START Entries shown
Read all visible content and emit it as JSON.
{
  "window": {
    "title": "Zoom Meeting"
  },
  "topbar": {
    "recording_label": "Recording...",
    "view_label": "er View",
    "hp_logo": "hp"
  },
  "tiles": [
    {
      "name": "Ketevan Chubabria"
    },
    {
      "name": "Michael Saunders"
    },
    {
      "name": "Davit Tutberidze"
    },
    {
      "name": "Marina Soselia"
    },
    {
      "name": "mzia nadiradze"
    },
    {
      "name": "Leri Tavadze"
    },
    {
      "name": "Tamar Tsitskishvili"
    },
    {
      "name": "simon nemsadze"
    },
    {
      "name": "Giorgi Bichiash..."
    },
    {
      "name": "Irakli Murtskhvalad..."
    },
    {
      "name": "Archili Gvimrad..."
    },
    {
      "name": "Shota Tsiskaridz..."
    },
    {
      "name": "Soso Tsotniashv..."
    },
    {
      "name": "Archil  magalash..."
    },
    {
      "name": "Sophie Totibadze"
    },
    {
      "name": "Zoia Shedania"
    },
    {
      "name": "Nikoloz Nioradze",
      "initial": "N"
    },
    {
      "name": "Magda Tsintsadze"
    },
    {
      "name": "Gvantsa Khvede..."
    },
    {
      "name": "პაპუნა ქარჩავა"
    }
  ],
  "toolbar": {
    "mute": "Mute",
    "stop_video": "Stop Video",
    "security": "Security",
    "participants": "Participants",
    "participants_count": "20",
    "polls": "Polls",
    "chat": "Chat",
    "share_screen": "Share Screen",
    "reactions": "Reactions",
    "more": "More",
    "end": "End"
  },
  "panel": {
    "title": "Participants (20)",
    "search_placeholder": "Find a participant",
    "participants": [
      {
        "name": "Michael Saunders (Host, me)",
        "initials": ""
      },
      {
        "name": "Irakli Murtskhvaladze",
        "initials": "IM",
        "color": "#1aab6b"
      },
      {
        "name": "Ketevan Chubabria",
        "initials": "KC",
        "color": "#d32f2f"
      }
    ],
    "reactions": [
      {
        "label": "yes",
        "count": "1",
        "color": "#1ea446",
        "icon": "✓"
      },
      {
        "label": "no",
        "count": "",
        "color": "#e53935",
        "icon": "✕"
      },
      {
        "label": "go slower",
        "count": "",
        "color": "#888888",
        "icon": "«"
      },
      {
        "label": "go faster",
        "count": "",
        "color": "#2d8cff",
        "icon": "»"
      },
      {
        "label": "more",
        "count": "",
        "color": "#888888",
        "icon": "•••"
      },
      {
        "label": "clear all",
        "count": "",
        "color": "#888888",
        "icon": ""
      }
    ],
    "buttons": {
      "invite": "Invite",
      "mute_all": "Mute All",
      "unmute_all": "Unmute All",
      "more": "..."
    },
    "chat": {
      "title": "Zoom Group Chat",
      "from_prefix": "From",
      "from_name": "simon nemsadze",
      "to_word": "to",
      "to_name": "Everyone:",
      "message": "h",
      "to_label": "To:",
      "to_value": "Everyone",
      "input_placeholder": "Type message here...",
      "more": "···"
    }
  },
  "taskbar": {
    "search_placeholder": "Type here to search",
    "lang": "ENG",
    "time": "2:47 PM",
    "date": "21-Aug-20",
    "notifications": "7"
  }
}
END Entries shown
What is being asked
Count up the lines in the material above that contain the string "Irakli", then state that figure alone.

Task answer
2